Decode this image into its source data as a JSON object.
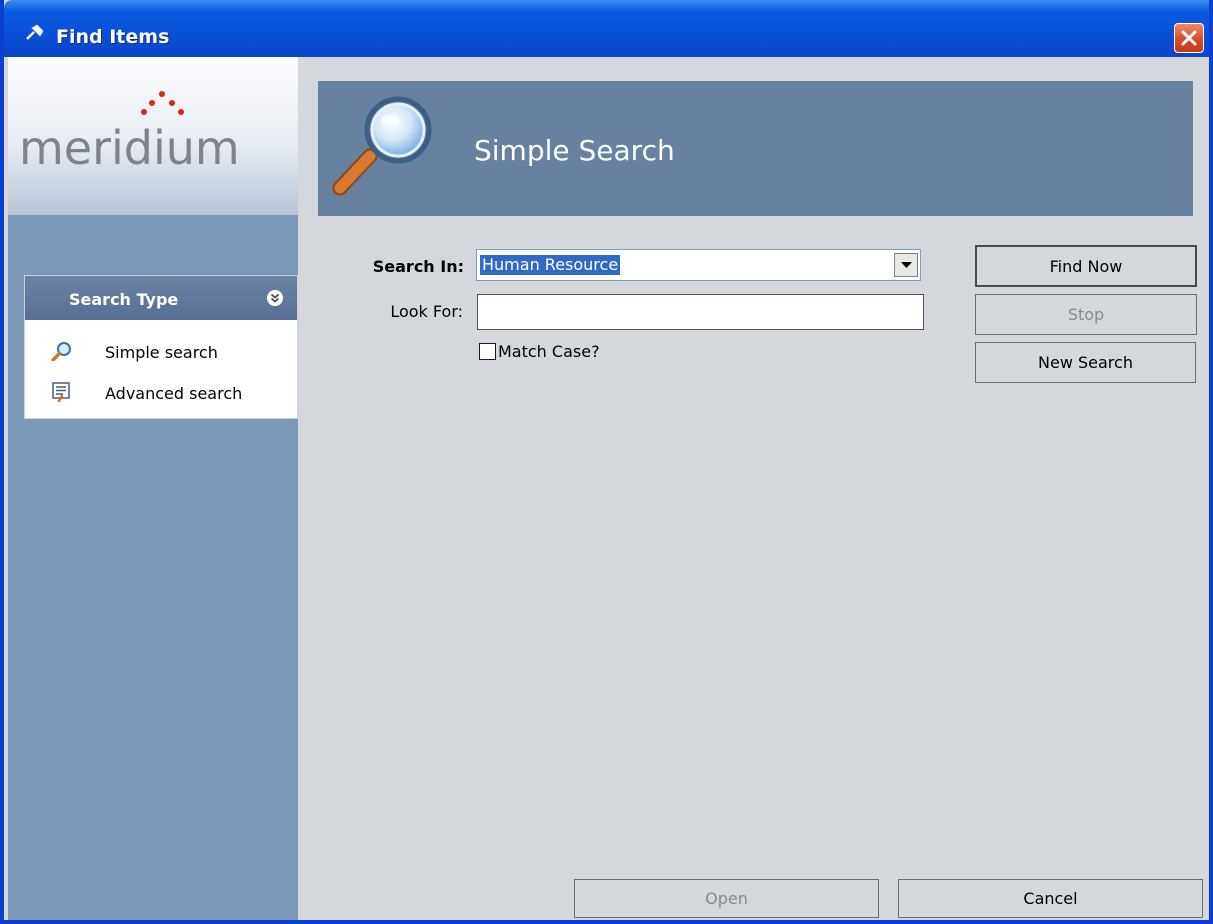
{
  "window": {
    "title": "Find Items"
  },
  "sidebar": {
    "logo_text": "meridium",
    "panel_title": "Search Type",
    "items": [
      {
        "label": "Simple search",
        "icon": "magnifier-icon"
      },
      {
        "label": "Advanced search",
        "icon": "advanced-search-icon"
      }
    ]
  },
  "main": {
    "banner_title": "Simple Search",
    "search_in_label": "Search In:",
    "search_in_value": "Human Resource",
    "look_for_label": "Look For:",
    "look_for_value": "",
    "match_case_label": "Match Case?",
    "match_case_checked": false
  },
  "buttons": {
    "find_now": "Find Now",
    "stop": "Stop",
    "new_search": "New Search",
    "open": "Open",
    "cancel": "Cancel"
  },
  "colors": {
    "titlebar": "#0a4fd8",
    "sidebar": "#7a98b8",
    "banner": "#6781a1",
    "panel_header": "#566f93",
    "logo_dots": "#d8261a",
    "selection": "#316ac5",
    "close_button": "#d74825"
  }
}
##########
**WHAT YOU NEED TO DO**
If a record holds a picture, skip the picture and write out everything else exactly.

**RESPONSE AREA**
Decode this image into its source data as a JSON object.
{
  "window": {
    "title": "Find Items"
  },
  "sidebar": {
    "logo_text": "meridium",
    "panel_title": "Search Type",
    "items": [
      {
        "label": "Simple search",
        "icon": "magnifier-icon"
      },
      {
        "label": "Advanced search",
        "icon": "advanced-search-icon"
      }
    ]
  },
  "main": {
    "banner_title": "Simple Search",
    "search_in_label": "Search In:",
    "search_in_value": "Human Resource",
    "look_for_label": "Look For:",
    "look_for_value": "",
    "match_case_label": "Match Case?",
    "match_case_checked": false
  },
  "buttons": {
    "find_now": "Find Now",
    "stop": "Stop",
    "new_search": "New Search",
    "open": "Open",
    "cancel": "Cancel"
  },
  "colors": {
    "titlebar": "#0a4fd8",
    "sidebar": "#7a98b8",
    "banner": "#6781a1",
    "panel_header": "#566f93",
    "logo_dots": "#d8261a",
    "selection": "#316ac5",
    "close_button": "#d74825"
  }
}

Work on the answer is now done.